Dirty or clogged oil-ways in an engine can prevent the engine hydraulics from delivering sufficient lubrication to the cylinder/piston assembly during start-up, causing friction between poorly lubricated metal to cut wear into the cylinder walls and piston rings. Scratches in the cylinders walls allow oil to escape into the combustion chamber. The oil burns off as Blue Smoke. These are all possibilities that can't be ruled out. Clean the engine using a bottle of Motor Cleaner added to the old oil, fit a new filter to catch any muck released by the Motor Cleaner and then safely dispose of the dirty oil and used filters before refilling the engine with clean oil of the specification and grade recommended for your engine and fitting a permanent fresh oil filter. Most friction-induced wear (not worn valve seats though!) can be addressed with a can of Restorer Engine Restorer added into the fresh oil in the recommended dose.
If you're seeing Blue Smoke on hard acceleration- every time you put your foot down hard to accelerate or to get up a hill - you've got wear in the cylinders and piston-rings. You'll probably notice that the car is a bit sluggish too and you haven't got the torque in the higher gears to get you up hills.

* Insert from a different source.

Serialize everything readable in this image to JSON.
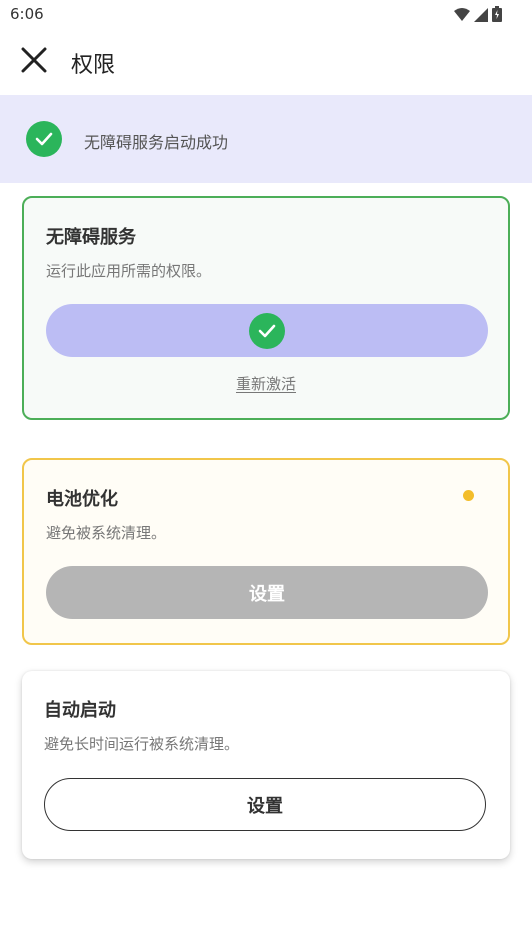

The engine will be more fuel thirsty too as it has to work harder to provide the power you're asking of it. These are all classic symptoms of cylinder wear and it's an ideal scenario for the application of a can of Restore Engine Restorer - filling scratches in the cylinder walls and piston rings to restore compression, reduce oil-burn, cure blue smoke emissions and restore fuel economy is what it does best.